Starshine Singers butt in with the antic kidsong “Where’s the Ring?” As in: Five rings are not for buying. One’s missing so we’re crying. Count along!

Stock Kings use Five gold rings as a placeholder rhyme for Indio Palm Springs. Just one of the ragtime rocking places “Santa Don’t Always Bring Snow on Christmas Day.” Cha cha cha, indeed.

Maybe it’s just more present. FaZe Kay electronic filters his “A FaZe Christmas Song” wishlist with: New LV, hell yeah, Givenchy-venchy, oh yeah, Five gold rings, hell yeah, Lambo or the ‘Rari, yeah… Silly rap.

Girlfriend management can be much: She said who is Saint Nick? all she want is Saint Laurent: Four birds that are calling or 5 rings that are all golden-Imma make sure Santa brings you everything you want. Hrtbrkblake’s got it bad; raps all over himself in “Mistletoe.”

And Michael Ferrera offers I would buy five golden ring If it’s change your mind… But “This Christmas (I’m Singin’ on My Own),” so i guess this indie pop gambit benefits him not at all.

Mark Erelli excels with the blue grass aftermath twanger “Ain’t No Time of the Year to be Alone.” By himself he decides: I want yule logs, reindeer, egg nogg, good cheer, Five golden rings, Not Kris Kringle’s singles therapy. Coping are we?

Christmas Countdown: 11 o’clock

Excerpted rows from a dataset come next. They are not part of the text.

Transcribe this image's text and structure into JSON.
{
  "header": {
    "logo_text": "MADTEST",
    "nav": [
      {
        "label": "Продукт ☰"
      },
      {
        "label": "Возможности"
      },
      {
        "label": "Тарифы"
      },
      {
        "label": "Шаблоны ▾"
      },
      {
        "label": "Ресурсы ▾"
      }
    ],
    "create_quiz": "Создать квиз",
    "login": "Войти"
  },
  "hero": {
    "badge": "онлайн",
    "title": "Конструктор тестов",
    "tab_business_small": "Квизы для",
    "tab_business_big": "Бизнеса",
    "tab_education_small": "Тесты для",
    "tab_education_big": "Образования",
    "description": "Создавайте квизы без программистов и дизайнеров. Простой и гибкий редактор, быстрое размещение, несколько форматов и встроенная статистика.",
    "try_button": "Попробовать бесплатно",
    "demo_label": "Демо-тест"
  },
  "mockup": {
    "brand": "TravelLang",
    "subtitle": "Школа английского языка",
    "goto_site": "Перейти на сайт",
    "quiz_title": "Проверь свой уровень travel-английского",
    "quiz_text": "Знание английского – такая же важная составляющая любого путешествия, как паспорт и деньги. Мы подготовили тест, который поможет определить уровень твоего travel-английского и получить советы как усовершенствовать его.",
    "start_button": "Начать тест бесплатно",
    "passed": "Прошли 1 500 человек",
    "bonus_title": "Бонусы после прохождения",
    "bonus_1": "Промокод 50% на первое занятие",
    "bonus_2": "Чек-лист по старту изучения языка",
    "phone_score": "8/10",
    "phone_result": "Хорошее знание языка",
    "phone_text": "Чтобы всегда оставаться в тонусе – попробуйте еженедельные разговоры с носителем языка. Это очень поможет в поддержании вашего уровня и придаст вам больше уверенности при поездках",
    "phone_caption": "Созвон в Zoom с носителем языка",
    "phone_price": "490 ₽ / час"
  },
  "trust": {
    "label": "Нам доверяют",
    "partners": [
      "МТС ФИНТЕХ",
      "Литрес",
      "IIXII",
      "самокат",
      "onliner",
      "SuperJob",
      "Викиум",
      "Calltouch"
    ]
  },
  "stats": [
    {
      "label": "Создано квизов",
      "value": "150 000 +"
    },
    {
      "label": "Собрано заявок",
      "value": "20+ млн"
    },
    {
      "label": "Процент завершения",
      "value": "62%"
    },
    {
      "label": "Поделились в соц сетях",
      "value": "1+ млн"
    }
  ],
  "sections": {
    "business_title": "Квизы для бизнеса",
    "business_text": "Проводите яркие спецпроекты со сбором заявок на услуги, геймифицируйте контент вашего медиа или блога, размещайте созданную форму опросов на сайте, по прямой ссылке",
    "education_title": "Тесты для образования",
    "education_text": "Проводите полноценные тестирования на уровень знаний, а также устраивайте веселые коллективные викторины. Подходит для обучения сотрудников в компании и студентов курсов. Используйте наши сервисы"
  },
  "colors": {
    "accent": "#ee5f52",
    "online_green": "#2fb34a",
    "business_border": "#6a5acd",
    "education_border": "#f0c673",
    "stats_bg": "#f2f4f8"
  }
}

[At Least for] A Little While” is a honky tonk song about an odd date: Baby, take me back to Christmas night, It was eleven o’clock when we got high. Good times.

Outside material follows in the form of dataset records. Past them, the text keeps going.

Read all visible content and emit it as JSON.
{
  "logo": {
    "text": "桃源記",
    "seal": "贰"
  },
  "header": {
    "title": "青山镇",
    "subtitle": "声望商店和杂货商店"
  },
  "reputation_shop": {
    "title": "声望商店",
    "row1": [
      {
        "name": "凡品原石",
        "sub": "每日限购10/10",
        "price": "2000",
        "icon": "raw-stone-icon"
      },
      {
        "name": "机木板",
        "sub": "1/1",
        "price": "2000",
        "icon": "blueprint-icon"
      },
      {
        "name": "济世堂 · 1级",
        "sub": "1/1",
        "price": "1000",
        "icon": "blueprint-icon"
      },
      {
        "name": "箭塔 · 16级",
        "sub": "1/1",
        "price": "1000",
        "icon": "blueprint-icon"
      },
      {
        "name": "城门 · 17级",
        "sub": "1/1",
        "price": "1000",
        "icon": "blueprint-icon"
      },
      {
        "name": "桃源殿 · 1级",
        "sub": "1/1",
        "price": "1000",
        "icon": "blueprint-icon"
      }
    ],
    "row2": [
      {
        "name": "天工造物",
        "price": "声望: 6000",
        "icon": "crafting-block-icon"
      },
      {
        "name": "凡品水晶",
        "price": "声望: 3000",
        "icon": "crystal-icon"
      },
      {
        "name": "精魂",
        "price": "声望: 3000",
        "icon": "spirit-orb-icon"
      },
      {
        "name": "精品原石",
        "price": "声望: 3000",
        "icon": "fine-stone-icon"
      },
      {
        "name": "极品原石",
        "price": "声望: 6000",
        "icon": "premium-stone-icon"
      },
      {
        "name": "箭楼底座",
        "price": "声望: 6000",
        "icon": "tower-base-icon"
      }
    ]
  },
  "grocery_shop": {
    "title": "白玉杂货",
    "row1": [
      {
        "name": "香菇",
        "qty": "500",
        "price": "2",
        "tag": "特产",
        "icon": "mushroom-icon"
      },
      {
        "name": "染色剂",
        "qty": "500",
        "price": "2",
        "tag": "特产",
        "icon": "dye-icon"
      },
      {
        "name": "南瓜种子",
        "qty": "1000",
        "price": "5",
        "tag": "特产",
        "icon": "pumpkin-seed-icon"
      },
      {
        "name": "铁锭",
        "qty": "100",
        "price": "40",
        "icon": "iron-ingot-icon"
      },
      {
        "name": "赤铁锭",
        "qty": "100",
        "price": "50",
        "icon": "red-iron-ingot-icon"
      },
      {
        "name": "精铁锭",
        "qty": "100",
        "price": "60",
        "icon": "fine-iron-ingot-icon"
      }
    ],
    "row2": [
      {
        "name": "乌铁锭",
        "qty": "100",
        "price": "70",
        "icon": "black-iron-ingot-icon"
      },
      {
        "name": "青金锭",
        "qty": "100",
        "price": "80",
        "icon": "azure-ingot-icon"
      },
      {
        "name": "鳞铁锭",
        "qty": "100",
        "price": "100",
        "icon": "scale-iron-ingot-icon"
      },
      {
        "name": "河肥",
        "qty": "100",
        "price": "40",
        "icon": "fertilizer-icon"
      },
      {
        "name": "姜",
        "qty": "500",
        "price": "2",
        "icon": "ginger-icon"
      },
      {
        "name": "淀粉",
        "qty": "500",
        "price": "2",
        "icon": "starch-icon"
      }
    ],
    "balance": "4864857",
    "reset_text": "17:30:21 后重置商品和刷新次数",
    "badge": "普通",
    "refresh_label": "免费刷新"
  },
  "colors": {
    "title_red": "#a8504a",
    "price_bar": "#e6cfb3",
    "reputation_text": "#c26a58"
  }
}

Good evening ladies and gentlemen: Tonight, at this eleventh hour We have a very special treat for you: begins Legs Nose Robinson in a tribute to the Christmas 2013 Dr Who special in which Matt Smith is replaced by regeneration Peter Capaldi. “Goodbye Bowtie” is fun Brit pop.

Perhaps too drunk to appreciate the time of the year, Kristie K slur-raps, You know what’s going to happen When clock show eleven: You’ll be dancing and laughing. “The Most Wonderful Time of the Year” doesn’t seem quite so here.

Swinging between adult and childhood, Darryl Rahn folk-pops “I Guess It’s Christmas” about when he’d be up all night to when he’d be sleepin’ ’til eleven. I guess I just grew up. So sad.

Much more Christmassy, “It’s That Time Again” is a bluegrass inflected ditty about standing outside the church It was about eleven, and the service was about to start and wondering about what if Christ were here today, that present for Dad, and what was that light? Rich Krueger’s stream of consciousness is festive.